_What to do:_ From the data that follows, copy every line with the string "Disk".

[Component data from apps and pages]
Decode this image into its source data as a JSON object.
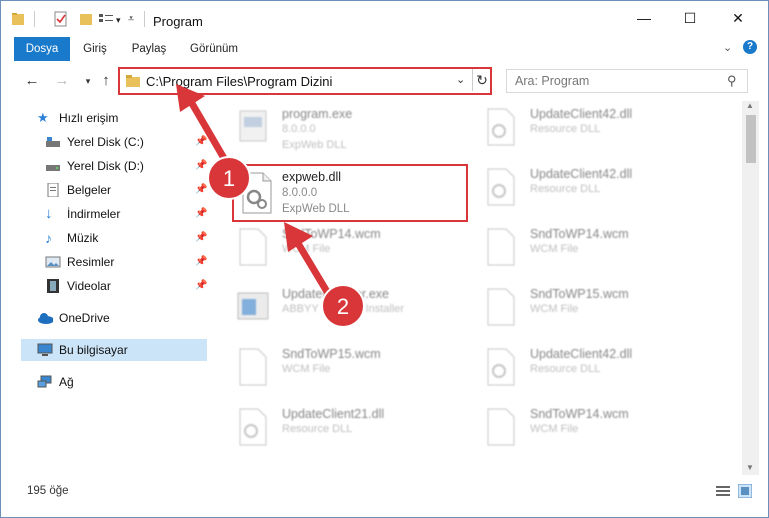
{
  "window": {
    "title": "Program"
  },
  "ribbon": {
    "tabs": [
      "Dosya",
      "Giriş",
      "Paylaş",
      "Görünüm"
    ]
  },
  "address": {
    "path": "C:\\Program Files\\Program Dizini"
  },
  "search": {
    "placeholder": "Ara: Program"
  },
  "sidebar": {
    "items": [
      {
        "label": "Hızlı erişim",
        "icon": "star-icon"
      },
      {
        "label": "Yerel Disk (C:)",
        "icon": "drive-icon"
      },
      {
        "label": "Yerel Disk (D:)",
        "icon": "drive-icon"
      },
      {
        "label": "Belgeler",
        "icon": "documents-icon"
      },
      {
        "label": "İndirmeler",
        "icon": "download-icon"
      },
      {
        "label": "Müzik",
        "icon": "music-icon"
      },
      {
        "label": "Resimler",
        "icon": "pictures-icon"
      },
      {
        "label": "Videolar",
        "icon": "videos-icon"
      },
      {
        "label": "OneDrive",
        "icon": "cloud-icon"
      },
      {
        "label": "Bu bilgisayar",
        "icon": "computer-icon"
      },
      {
        "label": "Ağ",
        "icon": "network-icon"
      }
    ]
  },
  "files_left": [
    {
      "name": "program.exe",
      "l2": "8.0.0.0",
      "l3": "ExpWeb DLL"
    },
    {
      "name": "expweb.dll",
      "l2": "8.0.0.0",
      "l3": "ExpWeb DLL"
    },
    {
      "name": "SndToWP14.wcm",
      "l2": "WCM File",
      "l3": ""
    },
    {
      "name": "UpdateInstaller.exe",
      "l2": "ABBYY Updates Installer",
      "l3": ""
    },
    {
      "name": "SndToWP15.wcm",
      "l2": "WCM File",
      "l3": ""
    },
    {
      "name": "UpdateClient21.dll",
      "l2": "Resource DLL",
      "l3": ""
    }
  ],
  "files_right": [
    {
      "name": "UpdateClient42.dll",
      "l2": "Resource DLL"
    },
    {
      "name": "UpdateClient42.dll",
      "l2": "Resource DLL"
    },
    {
      "name": "SndToWP14.wcm",
      "l2": "WCM File"
    },
    {
      "name": "SndToWP15.wcm",
      "l2": "WCM File"
    },
    {
      "name": "UpdateClient42.dll",
      "l2": "Resource DLL"
    },
    {
      "name": "SndToWP14.wcm",
      "l2": "WCM File"
    }
  ],
  "status": {
    "count": "195 öğe"
  },
  "callouts": [
    "1",
    "2"
  ],
  "colors": {
    "accent": "#1979ca",
    "highlight": "#d9363a",
    "selected": "#cce4f7"
  }
}
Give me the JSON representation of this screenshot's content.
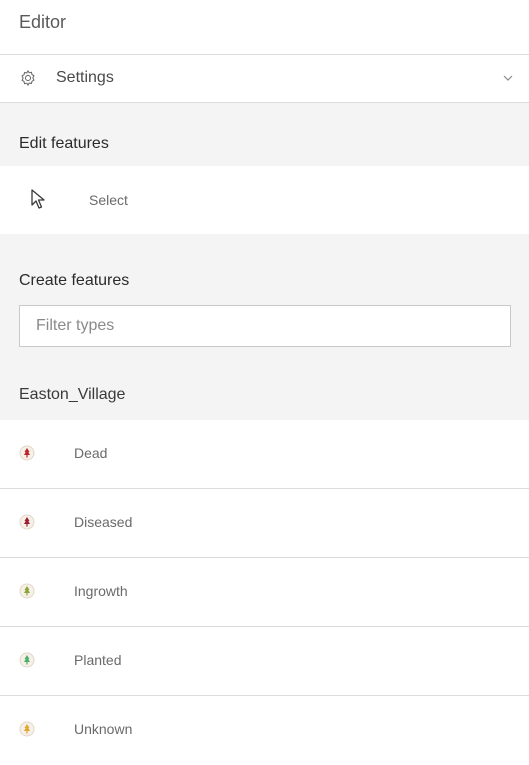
{
  "editor": {
    "title": "Editor"
  },
  "settings": {
    "label": "Settings",
    "icon": "gear-icon",
    "expand_icon": "chevron-down-icon"
  },
  "edit_features": {
    "heading": "Edit features",
    "select_label": "Select",
    "select_icon": "cursor-arrow-icon"
  },
  "create_features": {
    "heading": "Create features",
    "filter_placeholder": "Filter types",
    "filter_value": "",
    "layer_name": "Easton_Village",
    "items": [
      {
        "label": "Dead",
        "icon": "tree-symbol-icon",
        "color": "#b8242a"
      },
      {
        "label": "Diseased",
        "icon": "tree-symbol-icon",
        "color": "#9c1f2e"
      },
      {
        "label": "Ingrowth",
        "icon": "tree-symbol-icon",
        "color": "#8aa63a"
      },
      {
        "label": "Planted",
        "icon": "tree-symbol-icon",
        "color": "#4db06a"
      },
      {
        "label": "Unknown",
        "icon": "tree-symbol-icon",
        "color": "#e0a82e"
      }
    ]
  }
}
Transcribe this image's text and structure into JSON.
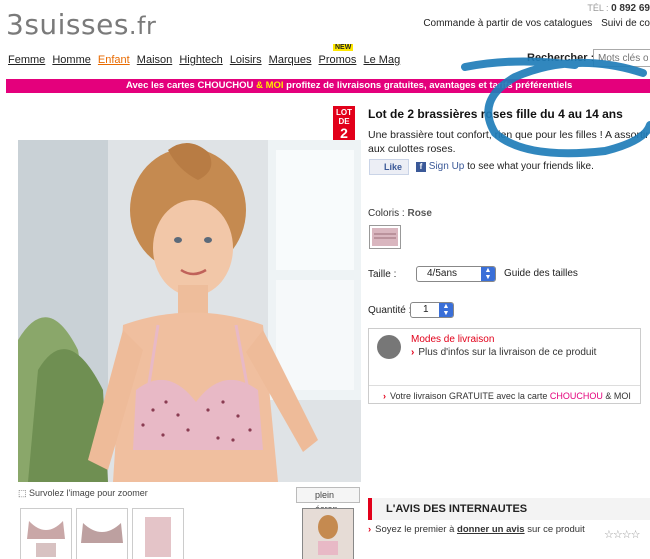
{
  "header": {
    "logo_main": "3suisses",
    "logo_suffix": ".fr",
    "phone_prefix": "TÉL :",
    "phone_number": "0 892 69",
    "links": [
      "Commande à partir de vos catalogues",
      "Suivi de co"
    ]
  },
  "nav": {
    "items": [
      "Femme",
      "Homme",
      "Enfant",
      "Maison",
      "Hightech",
      "Loisirs",
      "Marques",
      "Promos",
      "Le Mag"
    ],
    "active": "Enfant",
    "badge": "NEW"
  },
  "search": {
    "label": "Rechercher :",
    "placeholder": "Mots clés ou"
  },
  "promo": {
    "before": "Avec les cartes CHOUCHOU",
    "amp": "& MOI",
    "after": " profitez de livraisons gratuites, avantages et tarifs préférentiels"
  },
  "product": {
    "lot_badge_top": "LOT DE",
    "lot_badge_num": "2",
    "title": "Lot de 2 brassières roses fille du 4 au 14 ans",
    "description": "Une brassière tout confort, rien que pour les filles ! A assortir aux culottes roses.",
    "zoom_hint": "Survolez l'image pour zoomer",
    "fullscreen": "plein écran"
  },
  "social": {
    "like_label": "Like",
    "signup_link": "Sign Up",
    "signup_text": " to see what your friends like."
  },
  "options": {
    "colors_label": "Coloris :",
    "color_value": "Rose",
    "size_label": "Taille :",
    "size_value": "4/5ans",
    "size_guide": "Guide des tailles",
    "qty_label": "Quantité :",
    "qty_value": "1"
  },
  "delivery": {
    "title": "Modes de livraison",
    "info": "Plus d'infos sur la livraison de ce produit",
    "free_before": "Votre livraison GRATUITE avec la carte ",
    "free_brand": "CHOUCHOU",
    "free_after": " & MOI"
  },
  "reviews": {
    "heading": "L'AVIS DES INTERNAUTES",
    "prefix": "Soyez le premier à ",
    "link": "donner un avis",
    "suffix": " sur ce produit",
    "stars": "☆☆☆☆"
  },
  "colors": {
    "brand_pink": "#e4007c",
    "brand_red": "#e2001a",
    "active_nav": "#e86a00",
    "annotation_blue": "#1f7db8"
  }
}
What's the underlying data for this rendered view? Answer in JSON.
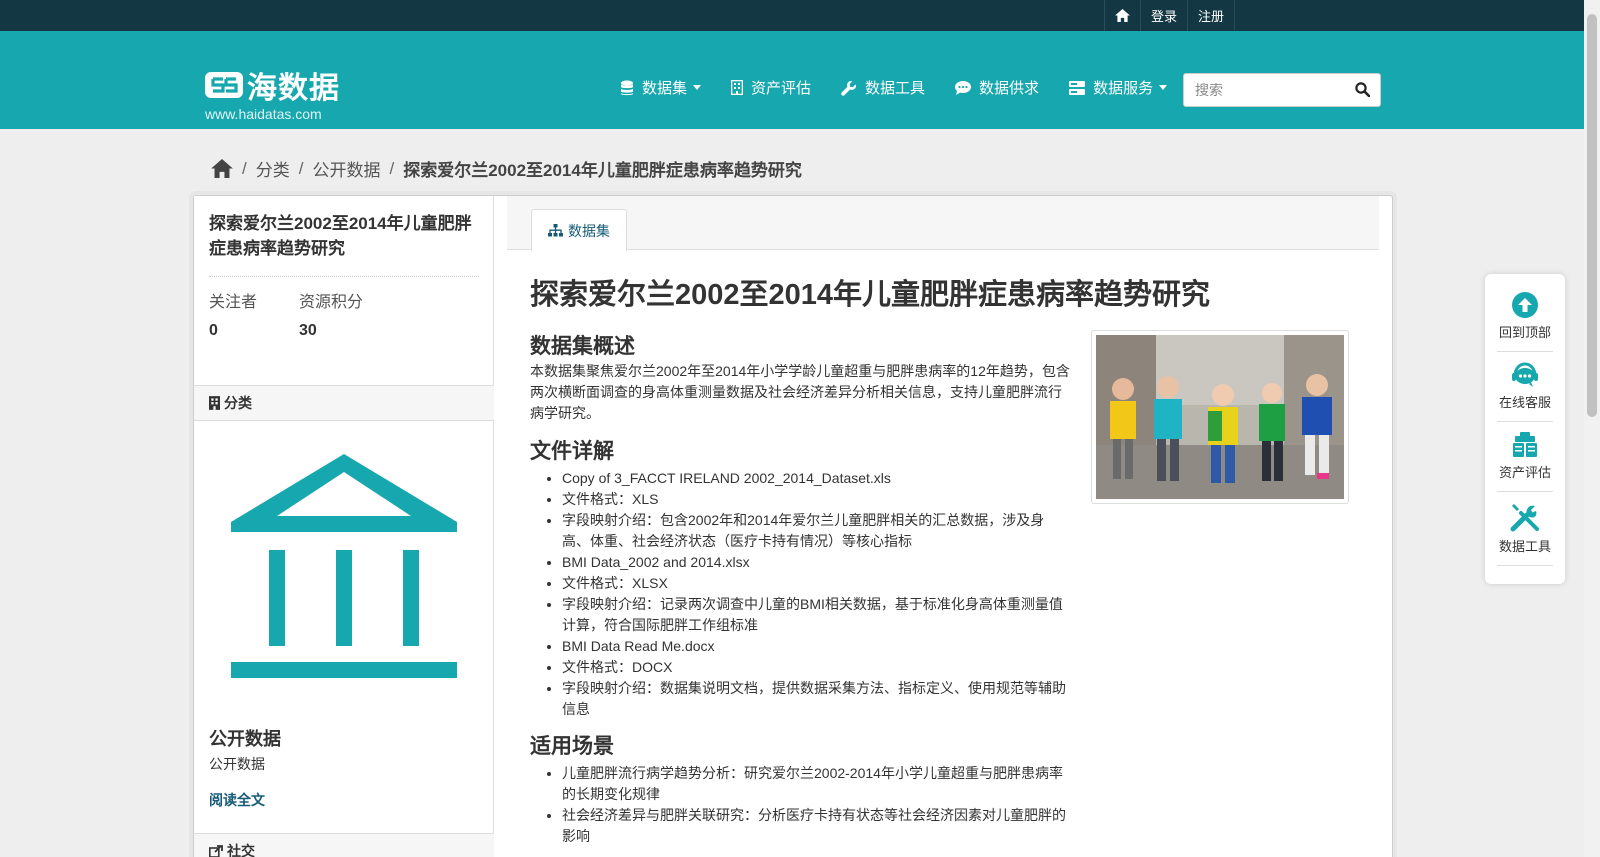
{
  "topbar": {
    "login": "登录",
    "register": "注册"
  },
  "brand": {
    "name": "海数据",
    "url": "www.haidatas.com"
  },
  "nav": {
    "items": [
      {
        "label": "数据集",
        "icon": "database-icon",
        "has_dropdown": true
      },
      {
        "label": "资产评估",
        "icon": "building-icon",
        "has_dropdown": false
      },
      {
        "label": "数据工具",
        "icon": "wrench-icon",
        "has_dropdown": false
      },
      {
        "label": "数据供求",
        "icon": "chat-icon",
        "has_dropdown": false
      },
      {
        "label": "数据服务",
        "icon": "server-icon",
        "has_dropdown": true
      }
    ]
  },
  "search": {
    "placeholder": "搜索",
    "value": ""
  },
  "breadcrumb": {
    "items": [
      "分类",
      "公开数据"
    ],
    "current": "探索爱尔兰2002至2014年儿童肥胖症患病率趋势研究"
  },
  "sidebar": {
    "title": "探索爱尔兰2002至2014年儿童肥胖症患病率趋势研究",
    "stats": [
      {
        "label": "关注者",
        "value": "0"
      },
      {
        "label": "资源积分",
        "value": "30"
      }
    ],
    "category_heading": "分类",
    "org_name": "公开数据",
    "org_desc": "公开数据",
    "read_more": "阅读全文",
    "social_heading": "社交"
  },
  "tab": {
    "label": "数据集"
  },
  "dataset": {
    "title": "探索爱尔兰2002至2014年儿童肥胖症患病率趋势研究",
    "overview_heading": "数据集概述",
    "overview": "本数据集聚焦爱尔兰2002年至2014年小学学龄儿童超重与肥胖患病率的12年趋势，包含两次横断面调查的身高体重测量数据及社会经济差异分析相关信息，支持儿童肥胖流行病学研究。",
    "files_heading": "文件详解",
    "files": [
      "Copy of 3_FACCT IRELAND 2002_2014_Dataset.xls",
      "文件格式：XLS",
      "字段映射介绍：包含2002年和2014年爱尔兰儿童肥胖相关的汇总数据，涉及身高、体重、社会经济状态（医疗卡持有情况）等核心指标",
      "BMI Data_2002 and 2014.xlsx",
      "文件格式：XLSX",
      "字段映射介绍：记录两次调查中儿童的BMI相关数据，基于标准化身高体重测量值计算，符合国际肥胖工作组标准",
      "BMI Data Read Me.docx",
      "文件格式：DOCX",
      "字段映射介绍：数据集说明文档，提供数据采集方法、指标定义、使用规范等辅助信息"
    ],
    "usage_heading": "适用场景",
    "usage": [
      "儿童肥胖流行病学趋势分析：研究爱尔兰2002-2014年小学儿童超重与肥胖患病率的长期变化规律",
      "社会经济差异与肥胖关联研究：分析医疗卡持有状态等社会经济因素对儿童肥胖的影响"
    ]
  },
  "float_bar": {
    "items": [
      {
        "label": "回到顶部",
        "icon": "arrow-up-icon"
      },
      {
        "label": "在线客服",
        "icon": "headset-icon"
      },
      {
        "label": "资产评估",
        "icon": "clipboard-icon"
      },
      {
        "label": "数据工具",
        "icon": "tools-icon"
      }
    ]
  },
  "colors": {
    "teal": "#17a7ae",
    "dark": "#143744",
    "link": "#165a77"
  }
}
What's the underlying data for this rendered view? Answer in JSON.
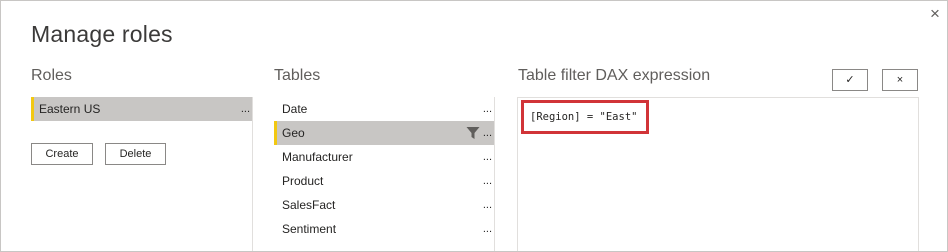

_Problem solution:_
        "label": "Yerel Disk (C:)",
        "label": "Yerel Disk (D:)",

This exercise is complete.